▶ What is expected: Locate the word "WORKDIR" in the entries below, then gather every line that holds it.

Web page and app entries
···

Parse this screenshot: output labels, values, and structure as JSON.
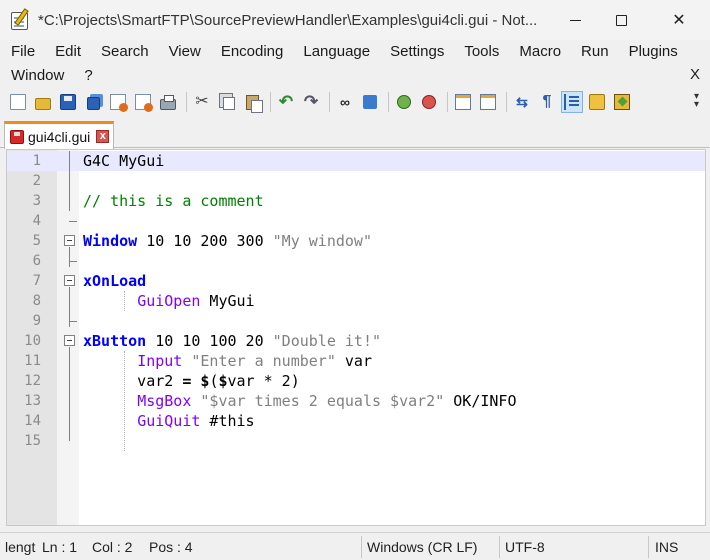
{
  "window": {
    "title": "*C:\\Projects\\SmartFTP\\SourcePreviewHandler\\Examples\\gui4cli.gui - Not..."
  },
  "menu": {
    "row1": [
      "File",
      "Edit",
      "Search",
      "View",
      "Encoding",
      "Language",
      "Settings",
      "Tools",
      "Macro",
      "Run",
      "Plugins"
    ],
    "row2": [
      "Window",
      "?"
    ],
    "close_doc": "X"
  },
  "toolbar": {
    "buttons": [
      "new-file-icon",
      "open-folder-icon",
      "save-icon",
      "save-all-icon",
      "close-icon",
      "close-all-icon",
      "print-icon",
      "cut-icon",
      "copy-icon",
      "paste-icon",
      "undo-icon",
      "redo-icon",
      "find-icon",
      "replace-icon",
      "zoom-in-icon",
      "zoom-out-icon",
      "sync-vertical-icon",
      "sync-horizontal-icon",
      "word-wrap-icon",
      "show-all-characters-icon",
      "indent-guide-icon",
      "user-language-icon",
      "bookmark-icon"
    ]
  },
  "tab": {
    "label": "gui4cli.gui",
    "close": "x"
  },
  "editor": {
    "lines": [
      {
        "n": "1",
        "tokens": [
          {
            "t": "G4C MyGui",
            "c": "plain"
          }
        ]
      },
      {
        "n": "2",
        "tokens": []
      },
      {
        "n": "3",
        "tokens": [
          {
            "t": "// this is a comment",
            "c": "cmt"
          }
        ]
      },
      {
        "n": "4",
        "tokens": []
      },
      {
        "n": "5",
        "tokens": [
          {
            "t": "Window",
            "c": "kw"
          },
          {
            "t": " 10 10 200 300 ",
            "c": "num"
          },
          {
            "t": "\"My window\"",
            "c": "str"
          }
        ]
      },
      {
        "n": "6",
        "tokens": []
      },
      {
        "n": "7",
        "tokens": [
          {
            "t": "xOnLoad",
            "c": "kw"
          }
        ]
      },
      {
        "n": "8",
        "tokens": [
          {
            "t": "      ",
            "c": "plain"
          },
          {
            "t": "GuiOpen",
            "c": "cmd"
          },
          {
            "t": " MyGui",
            "c": "plain"
          }
        ]
      },
      {
        "n": "9",
        "tokens": []
      },
      {
        "n": "10",
        "tokens": [
          {
            "t": "xButton",
            "c": "kw"
          },
          {
            "t": " 10 10 100 20 ",
            "c": "num"
          },
          {
            "t": "\"Double it!\"",
            "c": "str"
          }
        ]
      },
      {
        "n": "11",
        "tokens": [
          {
            "t": "      ",
            "c": "plain"
          },
          {
            "t": "Input",
            "c": "cmd"
          },
          {
            "t": " ",
            "c": "plain"
          },
          {
            "t": "\"Enter a number\"",
            "c": "str"
          },
          {
            "t": " var",
            "c": "plain"
          }
        ]
      },
      {
        "n": "12",
        "tokens": [
          {
            "t": "      var2 ",
            "c": "plain"
          },
          {
            "t": "=",
            "c": "op"
          },
          {
            "t": " ",
            "c": "plain"
          },
          {
            "t": "$",
            "c": "op"
          },
          {
            "t": "(",
            "c": "plain"
          },
          {
            "t": "$",
            "c": "op"
          },
          {
            "t": "var * 2)",
            "c": "plain"
          }
        ]
      },
      {
        "n": "13",
        "tokens": [
          {
            "t": "      ",
            "c": "plain"
          },
          {
            "t": "MsgBox",
            "c": "cmd"
          },
          {
            "t": " ",
            "c": "plain"
          },
          {
            "t": "\"$var times 2 equals $var2\"",
            "c": "str"
          },
          {
            "t": " OK/INFO",
            "c": "plain"
          }
        ]
      },
      {
        "n": "14",
        "tokens": [
          {
            "t": "      ",
            "c": "plain"
          },
          {
            "t": "GuiQuit",
            "c": "cmd"
          },
          {
            "t": " #this",
            "c": "plain"
          }
        ]
      },
      {
        "n": "15",
        "tokens": []
      }
    ]
  },
  "status": {
    "length": "lengt",
    "ln": "Ln : 1",
    "col": "Col : 2",
    "pos": "Pos : 4",
    "eol": "Windows (CR LF)",
    "encoding": "UTF-8",
    "mode": "INS"
  }
}
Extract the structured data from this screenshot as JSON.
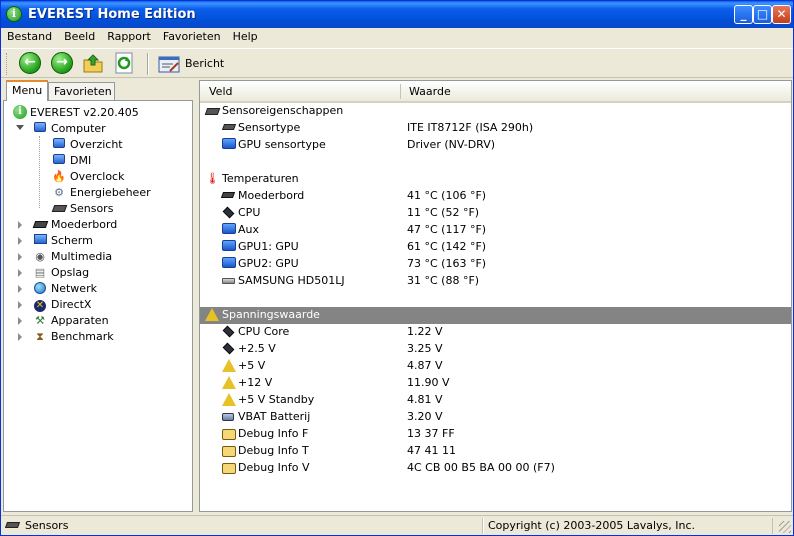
{
  "window": {
    "title": "EVEREST Home Edition"
  },
  "menubar": [
    "Bestand",
    "Beeld",
    "Rapport",
    "Favorieten",
    "Help"
  ],
  "toolbar": {
    "report_label": "Bericht"
  },
  "tabs": {
    "menu": "Menu",
    "favorites": "Favorieten"
  },
  "tree": {
    "root": "EVEREST v2.20.405",
    "computer": "Computer",
    "computer_children": [
      "Overzicht",
      "DMI",
      "Overclock",
      "Energiebeheer",
      "Sensors"
    ],
    "top_items": [
      "Moederbord",
      "Scherm",
      "Multimedia",
      "Opslag",
      "Netwerk",
      "DirectX",
      "Apparaten",
      "Benchmark"
    ]
  },
  "columns": {
    "field": "Veld",
    "value": "Waarde"
  },
  "sections": {
    "sensor_props": {
      "title": "Sensoreigenschappen",
      "rows": [
        {
          "field": "Sensortype",
          "value": "ITE IT8712F  (ISA 290h)"
        },
        {
          "field": "GPU sensortype",
          "value": "Driver  (NV-DRV)"
        }
      ]
    },
    "temperatures": {
      "title": "Temperaturen",
      "rows": [
        {
          "field": "Moederbord",
          "value": "41 °C  (106 °F)"
        },
        {
          "field": "CPU",
          "value": "11 °C  (52 °F)"
        },
        {
          "field": "Aux",
          "value": "47 °C  (117 °F)"
        },
        {
          "field": "GPU1: GPU",
          "value": "61 °C  (142 °F)"
        },
        {
          "field": "GPU2: GPU",
          "value": "73 °C  (163 °F)"
        },
        {
          "field": "SAMSUNG HD501LJ",
          "value": "31 °C  (88 °F)"
        }
      ]
    },
    "voltages": {
      "title": "Spanningswaarde",
      "rows": [
        {
          "field": "CPU Core",
          "value": "1.22 V"
        },
        {
          "field": "+2.5 V",
          "value": "3.25 V"
        },
        {
          "field": "+5 V",
          "value": "4.87 V"
        },
        {
          "field": "+12 V",
          "value": "11.90 V"
        },
        {
          "field": "+5 V Standby",
          "value": "4.81 V"
        },
        {
          "field": "VBAT Batterij",
          "value": "3.20 V"
        },
        {
          "field": "Debug Info F",
          "value": "13 37 FF"
        },
        {
          "field": "Debug Info T",
          "value": "47 41 11"
        },
        {
          "field": "Debug Info V",
          "value": "4C CB 00 B5 BA 00 00  (F7)"
        }
      ]
    }
  },
  "statusbar": {
    "left": "Sensors",
    "right": "Copyright (c) 2003-2005 Lavalys, Inc."
  }
}
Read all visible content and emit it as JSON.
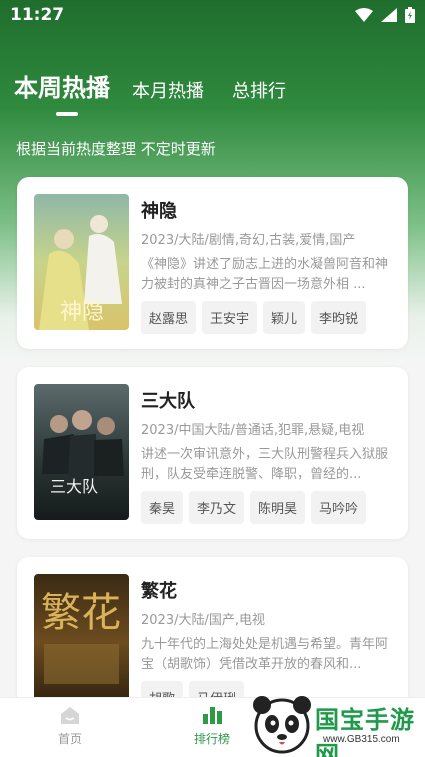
{
  "status_bar": {
    "time": "11:27"
  },
  "tabs": [
    {
      "label": "本周热播",
      "active": true
    },
    {
      "label": "本月热播",
      "active": false
    },
    {
      "label": "总排行",
      "active": false
    }
  ],
  "subtitle": "根据当前热度整理 不定时更新",
  "cards": [
    {
      "title": "神隐",
      "meta": "2023/大陆/剧情,奇幻,古装,爱情,国产",
      "description": "《神隐》讲述了励志上进的水凝兽阿音和神力被封的真神之子古晋因一场意外相 ...",
      "actors": [
        "赵露思",
        "王安宇",
        "颖儿",
        "李昀锐"
      ],
      "poster_text": "神隐"
    },
    {
      "title": "三大队",
      "meta": "2023/中国大陆/普通话,犯罪,悬疑,电视",
      "description": "讲述一次审讯意外，三大队刑警程兵入狱服刑，队友受牵连脱警、降职，曾经的...",
      "actors": [
        "秦昊",
        "李乃文",
        "陈明昊",
        "马吟吟"
      ],
      "poster_text": "三大队"
    },
    {
      "title": "繁花",
      "meta": "2023/大陆/国产,电视",
      "description": "九十年代的上海处处是机遇与希望。青年阿宝（胡歌饰）凭借改革开放的春风和...",
      "actors": [
        "胡歌",
        "马伊琍"
      ],
      "poster_text": "繁花"
    }
  ],
  "bottom_nav": [
    {
      "label": "首页",
      "icon": "home-icon",
      "active": false
    },
    {
      "label": "排行榜",
      "icon": "ranking-icon",
      "active": true
    }
  ],
  "watermark": {
    "text": "国宝手游网",
    "url": "www.GB315.com"
  },
  "colors": {
    "accent": "#2e9a48",
    "header_green": "#1f6d2d"
  }
}
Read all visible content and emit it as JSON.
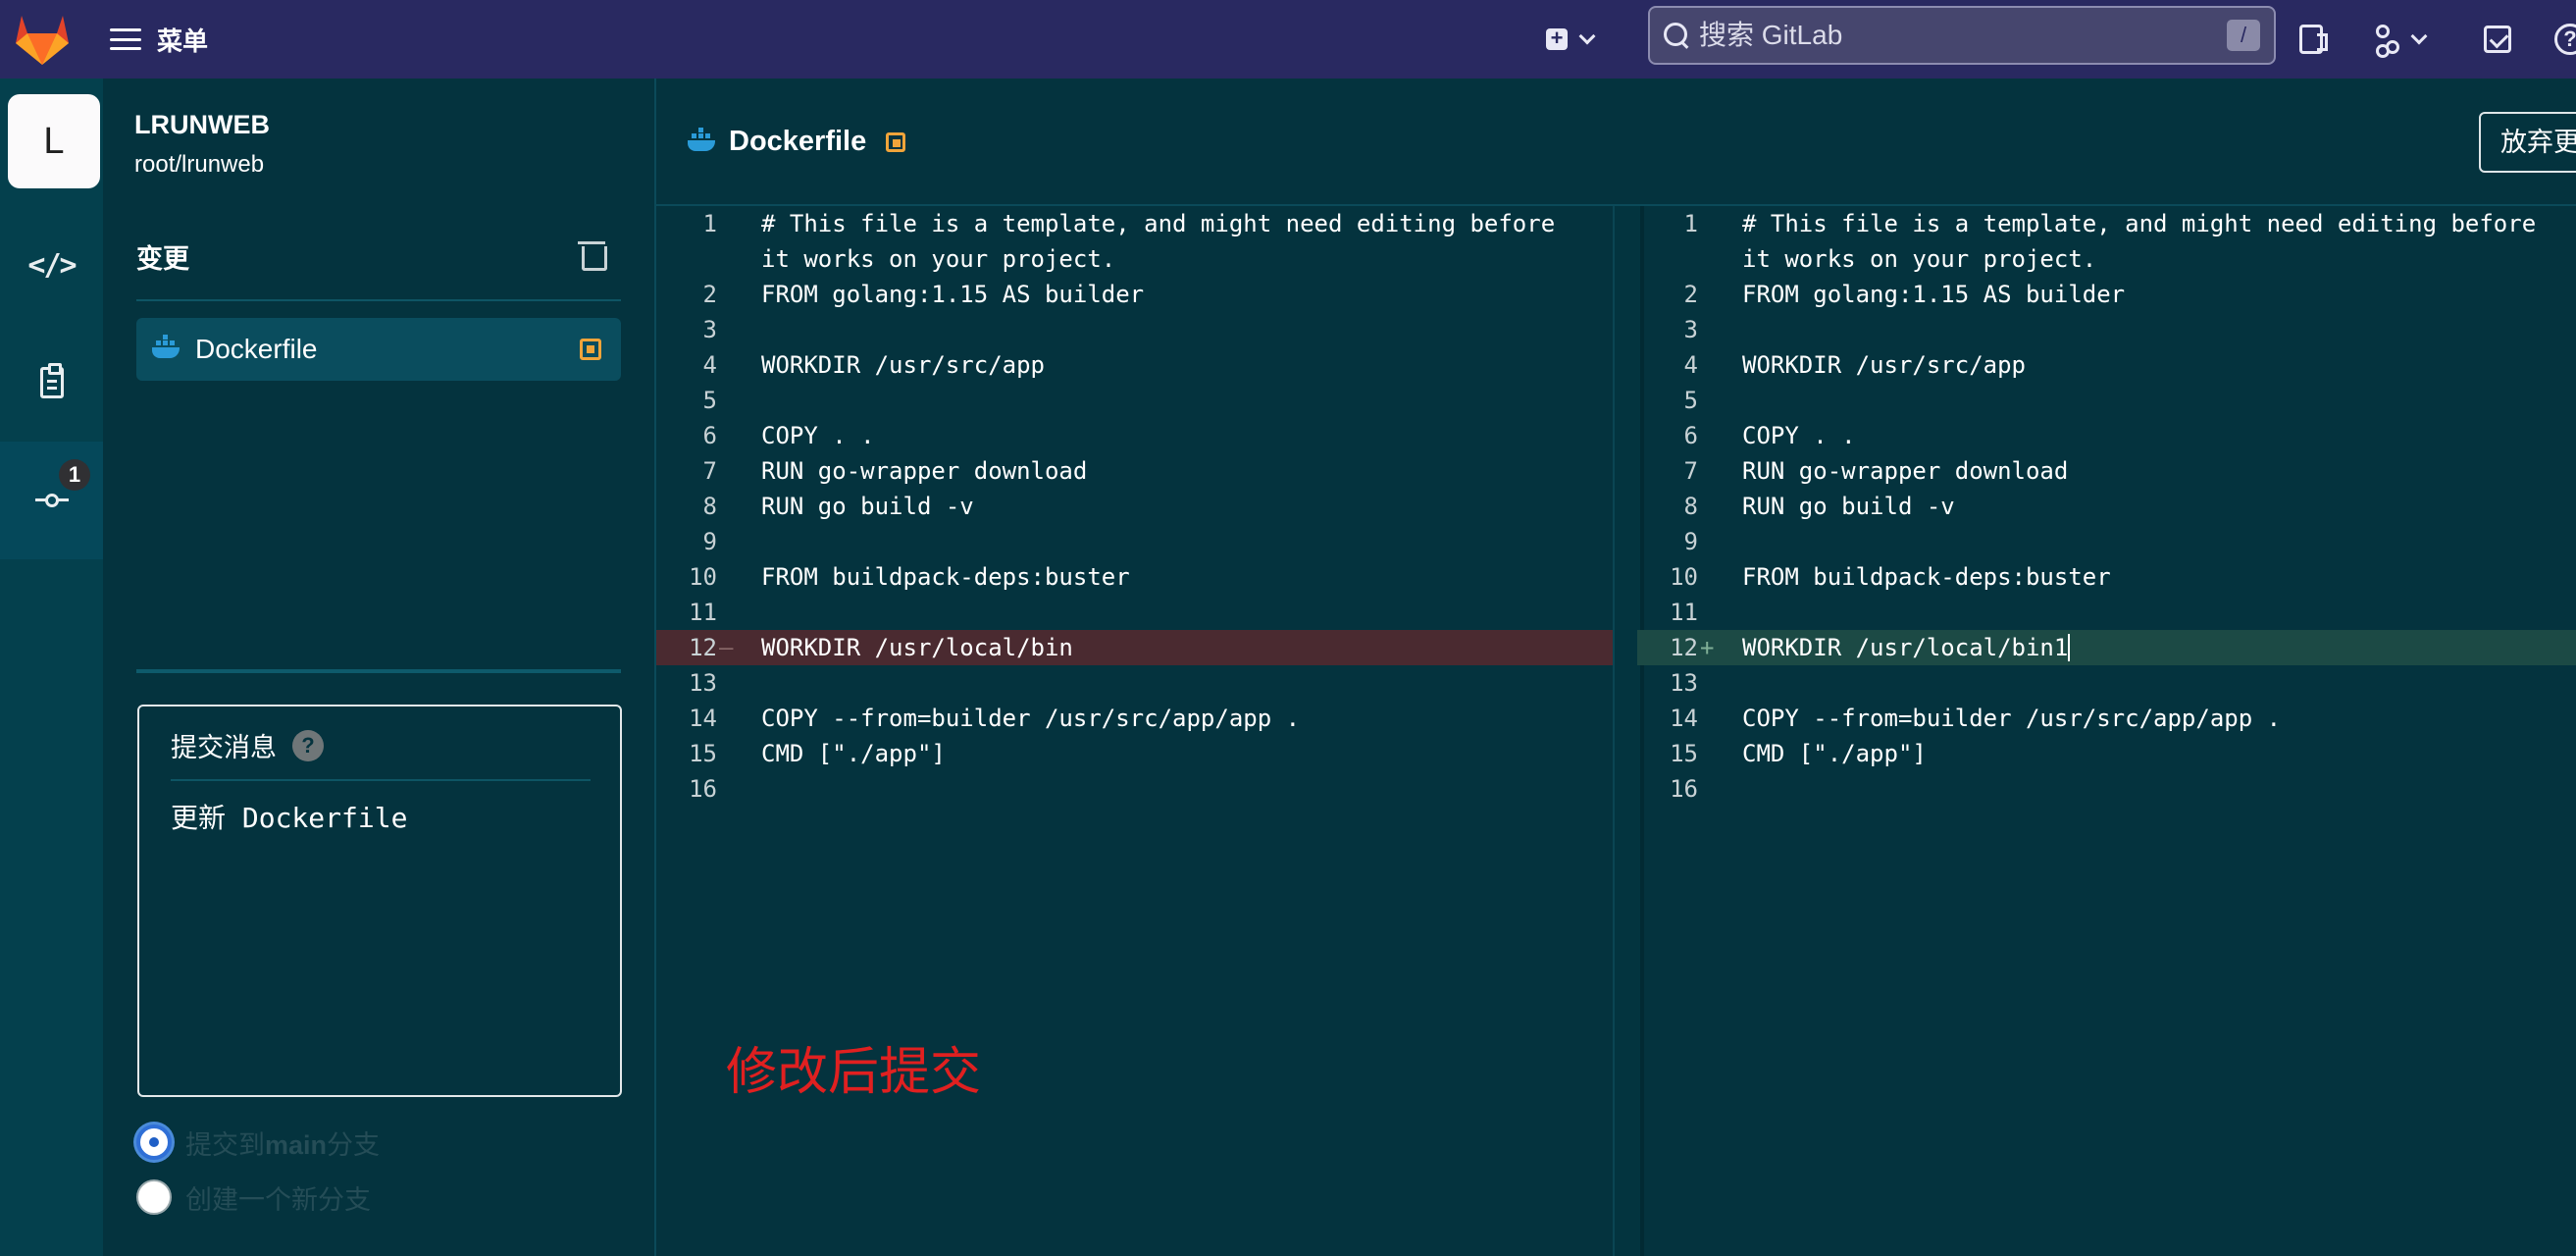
{
  "topbar": {
    "menu_label": "菜单",
    "search_placeholder": "搜索 GitLab",
    "search_shortcut": "/",
    "icons": [
      "gitlab-logo",
      "hamburger-icon",
      "plus-square-icon",
      "chevron-down-icon",
      "search-icon",
      "issues-icon",
      "merge-request-icon",
      "todo-icon",
      "help-icon"
    ]
  },
  "project": {
    "avatar_letter": "L",
    "name": "LRUNWEB",
    "path": "root/lrunweb"
  },
  "rail": {
    "commit_badge": "1"
  },
  "changes": {
    "title": "变更",
    "files": [
      {
        "name": "Dockerfile",
        "status": "modified"
      }
    ]
  },
  "commit": {
    "label": "提交消息",
    "message": "更新 Dockerfile",
    "options": [
      {
        "prefix": "提交到",
        "branch": "main",
        "suffix": "分支",
        "checked": true
      },
      {
        "label": "创建一个新分支",
        "checked": false
      }
    ]
  },
  "editor": {
    "file_title": "Dockerfile",
    "discard_label": "放弃更改",
    "left_lines": [
      {
        "n": "1",
        "code": "# This file is a template, and might need editing before"
      },
      {
        "n": "",
        "code": "it works on your project."
      },
      {
        "n": "2",
        "code": "FROM golang:1.15 AS builder"
      },
      {
        "n": "3",
        "code": ""
      },
      {
        "n": "4",
        "code": "WORKDIR /usr/src/app"
      },
      {
        "n": "5",
        "code": ""
      },
      {
        "n": "6",
        "code": "COPY . ."
      },
      {
        "n": "7",
        "code": "RUN go-wrapper download"
      },
      {
        "n": "8",
        "code": "RUN go build -v"
      },
      {
        "n": "9",
        "code": ""
      },
      {
        "n": "10",
        "code": "FROM buildpack-deps:buster"
      },
      {
        "n": "11",
        "code": ""
      },
      {
        "n": "12",
        "code": "WORKDIR /usr/local/bin",
        "type": "removed",
        "mark": "—"
      },
      {
        "n": "13",
        "code": ""
      },
      {
        "n": "14",
        "code": "COPY --from=builder /usr/src/app/app ."
      },
      {
        "n": "15",
        "code": "CMD [\"./app\"]"
      },
      {
        "n": "16",
        "code": ""
      }
    ],
    "right_lines": [
      {
        "n": "1",
        "code": "# This file is a template, and might need editing before"
      },
      {
        "n": "",
        "code": "it works on your project."
      },
      {
        "n": "2",
        "code": "FROM golang:1.15 AS builder"
      },
      {
        "n": "3",
        "code": ""
      },
      {
        "n": "4",
        "code": "WORKDIR /usr/src/app"
      },
      {
        "n": "5",
        "code": ""
      },
      {
        "n": "6",
        "code": "COPY . ."
      },
      {
        "n": "7",
        "code": "RUN go-wrapper download"
      },
      {
        "n": "8",
        "code": "RUN go build -v"
      },
      {
        "n": "9",
        "code": ""
      },
      {
        "n": "10",
        "code": "FROM buildpack-deps:buster"
      },
      {
        "n": "11",
        "code": ""
      },
      {
        "n": "12",
        "code": "WORKDIR /usr/local/bin1",
        "type": "added",
        "mark": "+"
      },
      {
        "n": "13",
        "code": ""
      },
      {
        "n": "14",
        "code": "COPY --from=builder /usr/src/app/app ."
      },
      {
        "n": "15",
        "code": "CMD [\"./app\"]"
      },
      {
        "n": "16",
        "code": ""
      }
    ]
  },
  "annotation": "修改后提交",
  "colors": {
    "navbar": "#292961",
    "background": "#04333e",
    "removed_line": "#4a2a30",
    "added_line": "#1c4a45",
    "modified_accent": "#f0a43a",
    "annotation": "#e02020"
  }
}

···

▶ Output of the task:
        "code": "WORKDIR /usr/src/app"
        "code": "WORKDIR /usr/local/bin",
        "code": "WORKDIR /usr/src/app"
        "code": "WORKDIR /usr/local/bin1",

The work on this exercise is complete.